Draba crassa

Draba crassa (Thick-leaf Draba)
Brassicaceae (Mustard Family)

Alpine. Scree. Summer.
Black Bear Pass, July 20, 2008.

With their bright yellow flowers and mass of bright green leaves, these tiny tufts are relatively easy to spot on alpine scree. Draba crassa is rare and found primarily in Colorado. See the map below.

The Draba genus was named by Linnaeus in 1753 and this species was named by Per Axel Rydberg in 1900 from plants he collected on Gray's Peak in Colorado in 1895.  "Crassa" is Latin for "thick" and refers to the roots.

Draba crassa

Draba crassa (Thick-leaf Draba)
Brassicaceae (Mustard Family)

Alpine. Tundra, scree. Summer.
Black Bear Pass, July 20, 2008.

Draba crassa

Draba crassa

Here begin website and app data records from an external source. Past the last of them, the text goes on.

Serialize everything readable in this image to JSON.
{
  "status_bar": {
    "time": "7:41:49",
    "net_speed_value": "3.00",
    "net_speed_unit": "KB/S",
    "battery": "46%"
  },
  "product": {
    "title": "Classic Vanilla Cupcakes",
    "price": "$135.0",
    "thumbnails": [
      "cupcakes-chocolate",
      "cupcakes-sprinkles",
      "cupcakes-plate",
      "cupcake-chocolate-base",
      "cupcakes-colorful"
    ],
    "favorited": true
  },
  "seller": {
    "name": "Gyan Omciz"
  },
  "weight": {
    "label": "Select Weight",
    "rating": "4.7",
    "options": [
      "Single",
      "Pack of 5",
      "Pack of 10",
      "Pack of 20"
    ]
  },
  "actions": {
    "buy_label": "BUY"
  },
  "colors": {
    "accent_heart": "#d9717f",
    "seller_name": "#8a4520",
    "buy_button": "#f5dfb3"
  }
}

Draba crassa

Draba crassa (Thick-leaf Draba)
Brassicaceae (Mustard Family)

Alpine. Tundra, scree. Summer.
Black Bear Pass, July 20, 2008 and Placer Gulch, July 20, 2013.

Flowers are clustered in upright racemes; pedicels spread so that seeds are not clustered tightly. Seeds are glabrous (not hairy) and are sometimes twisted.

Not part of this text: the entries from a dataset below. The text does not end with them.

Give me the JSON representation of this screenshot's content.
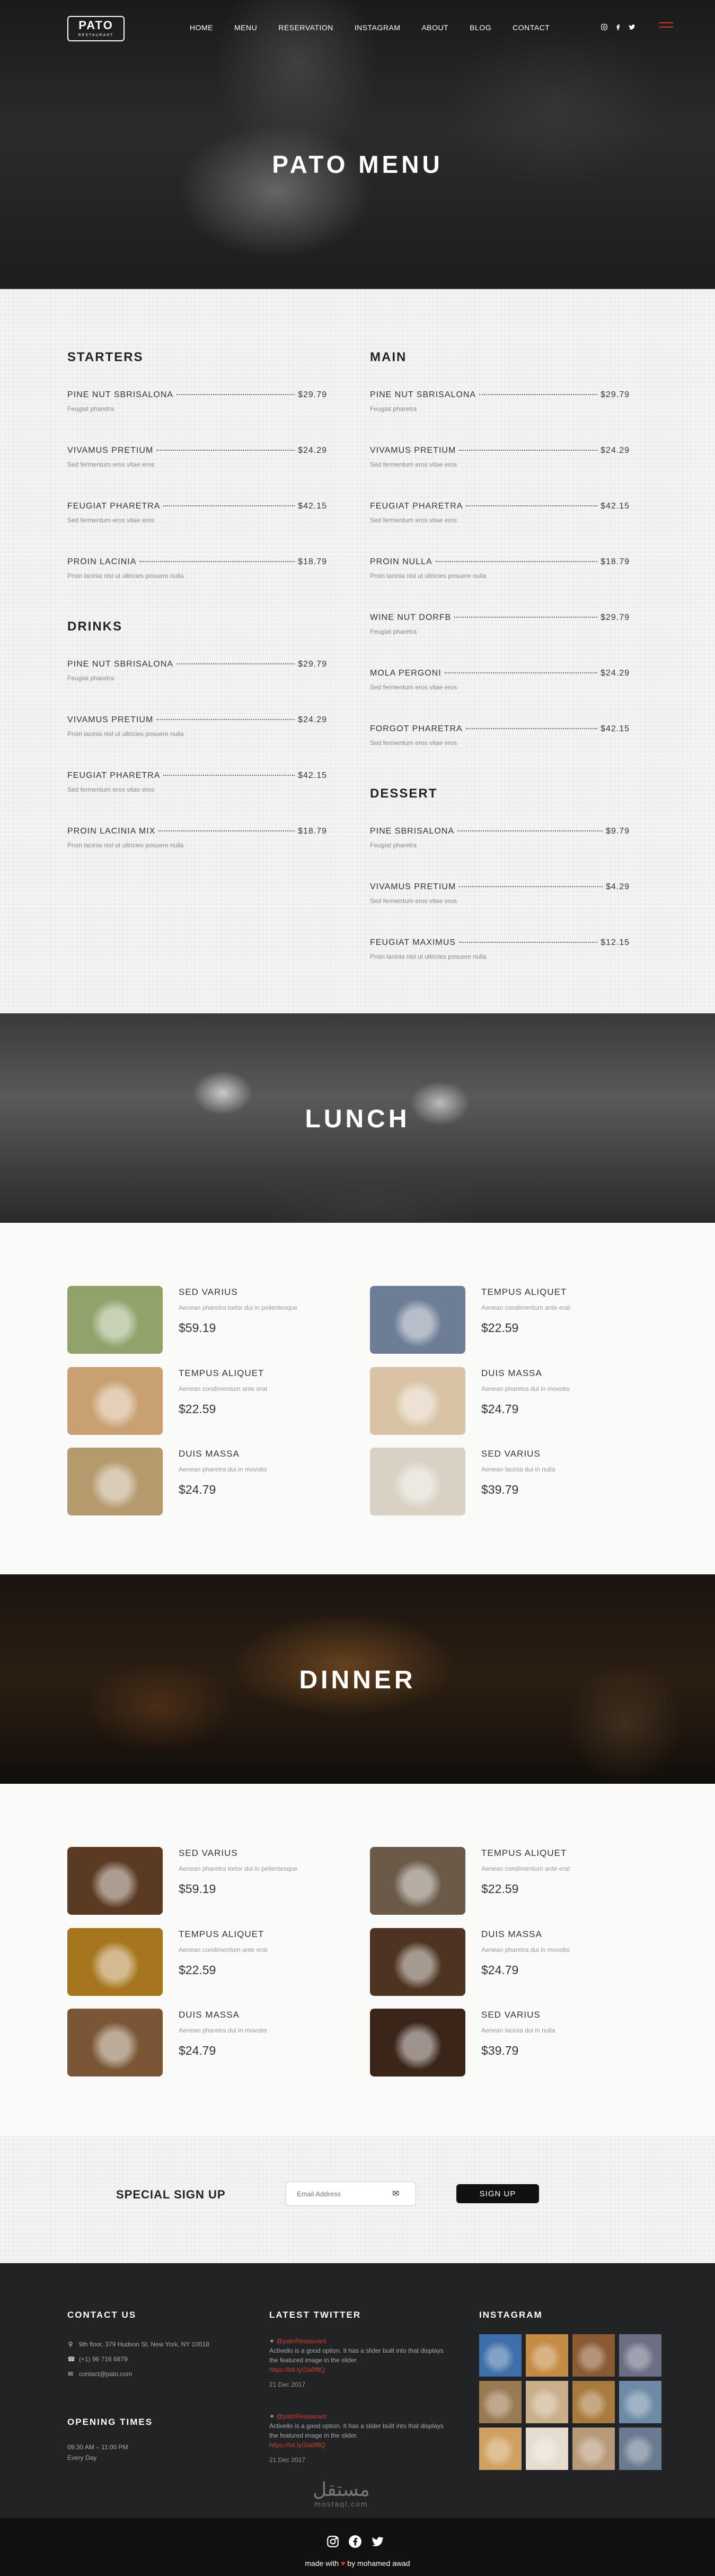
{
  "nav": {
    "logo_main": "PATO",
    "logo_sub": "RESTAURANT",
    "links": [
      "HOME",
      "MENU",
      "RESERVATION",
      "INSTAGRAM",
      "ABOUT",
      "BLOG",
      "CONTACT"
    ],
    "social_icons": [
      "instagram-icon",
      "facebook-icon",
      "twitter-icon"
    ]
  },
  "hero": {
    "title": "PATO MENU"
  },
  "menu": {
    "starters": {
      "title": "STARTERS",
      "items": [
        {
          "name": "PINE NUT SBRISALONA",
          "price": "$29.79",
          "desc": "Feugiat pharetra"
        },
        {
          "name": "VIVAMUS PRETIUM",
          "price": "$24.29",
          "desc": "Sed fermentum eros vitae eros"
        },
        {
          "name": "FEUGIAT PHARETRA",
          "price": "$42.15",
          "desc": "Sed fermentum eros vitae eros"
        },
        {
          "name": "PROIN LACINIA",
          "price": "$18.79",
          "desc": "Proin lacinia nisl ut ultricies posuere nulla"
        }
      ]
    },
    "drinks": {
      "title": "DRINKS",
      "items": [
        {
          "name": "PINE NUT SBRISALONA",
          "price": "$29.79",
          "desc": "Feugiat pharetra"
        },
        {
          "name": "VIVAMUS PRETIUM",
          "price": "$24.29",
          "desc": "Proin lacinia nisl ut ultricies posuere nulla"
        },
        {
          "name": "FEUGIAT PHARETRA",
          "price": "$42.15",
          "desc": "Sed fermentum eros vitae eros"
        },
        {
          "name": "PROIN LACINIA MIX",
          "price": "$18.79",
          "desc": "Proin lacinia nisl ut ultricies posuere nulla"
        }
      ]
    },
    "main": {
      "title": "MAIN",
      "items": [
        {
          "name": "PINE NUT SBRISALONA",
          "price": "$29.79",
          "desc": "Feugiat pharetra"
        },
        {
          "name": "VIVAMUS PRETIUM",
          "price": "$24.29",
          "desc": "Sed fermentum eros vitae eros"
        },
        {
          "name": "FEUGIAT PHARETRA",
          "price": "$42.15",
          "desc": "Sed fermentum eros vitae eros"
        },
        {
          "name": "PROIN NULLA",
          "price": "$18.79",
          "desc": "Proin lacinia nisl ut ultricies posuere nulla"
        },
        {
          "name": "WINE NUT DORFB",
          "price": "$29.79",
          "desc": "Feugiat pharetra"
        },
        {
          "name": "MOLA PERGONI",
          "price": "$24.29",
          "desc": "Sed fermentum eros vitae eros"
        },
        {
          "name": "FORGOT PHARETRA",
          "price": "$42.15",
          "desc": "Sed fermentum eros vitae eros"
        }
      ]
    },
    "dessert": {
      "title": "DESSERT",
      "items": [
        {
          "name": "PINE SBRISALONA",
          "price": "$9.79",
          "desc": "Feugiat pharetra"
        },
        {
          "name": "VIVAMUS PRETIUM",
          "price": "$4.29",
          "desc": "Sed fermentum eros vitae eros"
        },
        {
          "name": "FEUGIAT MAXIMUS",
          "price": "$12.15",
          "desc": "Proin lacinia nisl ut ultricies posuere nulla"
        }
      ]
    }
  },
  "lunch": {
    "title": "LUNCH",
    "dishes": [
      {
        "name": "SED VARIUS",
        "desc": "Aenean pharetra tortor dui in pellentesque",
        "price": "$59.19",
        "color": "#8fa36a"
      },
      {
        "name": "TEMPUS ALIQUET",
        "desc": "Aenean condimentum ante erat",
        "price": "$22.59",
        "color": "#6c7d95"
      },
      {
        "name": "TEMPUS ALIQUET",
        "desc": "Aenean condimentum ante erat",
        "price": "$22.59",
        "color": "#c9a072"
      },
      {
        "name": "DUIS MASSA",
        "desc": "Aenean pharetra dui in movobs",
        "price": "$24.79",
        "color": "#d8c3a5"
      },
      {
        "name": "DUIS MASSA",
        "desc": "Aenean pharetra dui in movobs",
        "price": "$24.79",
        "color": "#b59a6e"
      },
      {
        "name": "SED VARIUS",
        "desc": "Aenean lacinia dui in nulla",
        "price": "$39.79",
        "color": "#d9d2c4"
      }
    ]
  },
  "dinner": {
    "title": "DINNER",
    "dishes": [
      {
        "name": "SED VARIUS",
        "desc": "Aenean pharetra tortor dui in pellentesque",
        "price": "$59.19",
        "color": "#5a3a22"
      },
      {
        "name": "TEMPUS ALIQUET",
        "desc": "Aenean condimentum ante erat",
        "price": "$22.59",
        "color": "#6b5a48"
      },
      {
        "name": "TEMPUS ALIQUET",
        "desc": "Aenean condimentum ante erat",
        "price": "$22.59",
        "color": "#a6761e"
      },
      {
        "name": "DUIS MASSA",
        "desc": "Aenean pharetra dui in movobs",
        "price": "$24.79",
        "color": "#4d3320"
      },
      {
        "name": "DUIS MASSA",
        "desc": "Aenean pharetra dui in movobs",
        "price": "$24.79",
        "color": "#7a5634"
      },
      {
        "name": "SED VARIUS",
        "desc": "Aenean lacinia dui in nulla",
        "price": "$39.79",
        "color": "#3b2418"
      }
    ]
  },
  "signup": {
    "title": "SPECIAL SIGN UP",
    "placeholder": "Email Address",
    "button": "SIGN UP"
  },
  "footer": {
    "contact_title": "CONTACT US",
    "address": "9th floor, 379 Hudson St, New York, NY 10018",
    "phone": "(+1) 96 716 6879",
    "email": "contact@pato.com",
    "hours_title": "OPENING TIMES",
    "hours": "09:30 AM – 11:00 PM",
    "days": "Every Day",
    "twitter_title": "LATEST TWITTER",
    "tweets": [
      {
        "handle": "@patoRestaurant",
        "text": "Activello is a good option. It has a slider built into that displays the featured image in the slider.",
        "link": "https://bit.ly/2ia0ffiQ",
        "date": "21 Dec 2017"
      },
      {
        "handle": "@patoRestaurant",
        "text": "Activello is a good option. It has a slider built into that displays the featured image in the slider.",
        "link": "https://bit.ly/2ia0ffiQ",
        "date": "21 Dec 2017"
      }
    ],
    "instagram_title": "INSTAGRAM",
    "instagram_colors": [
      "#3e6fa8",
      "#c58b45",
      "#8a5a32",
      "#6c6f84",
      "#9a7a52",
      "#c9b08a",
      "#a87a3e",
      "#6e8aa6",
      "#d0a060",
      "#e6ddd0",
      "#b89a7a",
      "#6a7a90"
    ],
    "watermark_ar": "مستقل",
    "watermark_lat": "mostaql.com",
    "credit_prefix": "made with",
    "credit_heart": "♥",
    "credit_suffix": "by mohamed awad"
  }
}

                                   Draba crassa

Draba crassa

Draba crassa (Thick-leaf Draba)
Brassicaceae (Mustard Family)

Alpine. Tundra, scree. Summer.
Black Bear Pass, July 20, 2008.

Leaves are thick, long-petioled, often red margined, lightly hairy on the edges, smooth on the surfaces, prominently mid-veined with a slight inward folding, and in a dense mass.

The flower stem (across the lower middle of the photograph) is lightly hairy.

Range map © John Kartesz,
Floristic Synthesis of North America

State Color Key

Species present in state and native
Species present in state and exotic
Species not present in state

County Color Key

Species present and not rare
Species present and rare
Species extirpated (historic)
Species extinct
Species noxious
Species exotic and present
Native species, but adventive in state
Eradicated
Questionable presence

Draba crassa

Range map for Draba crassa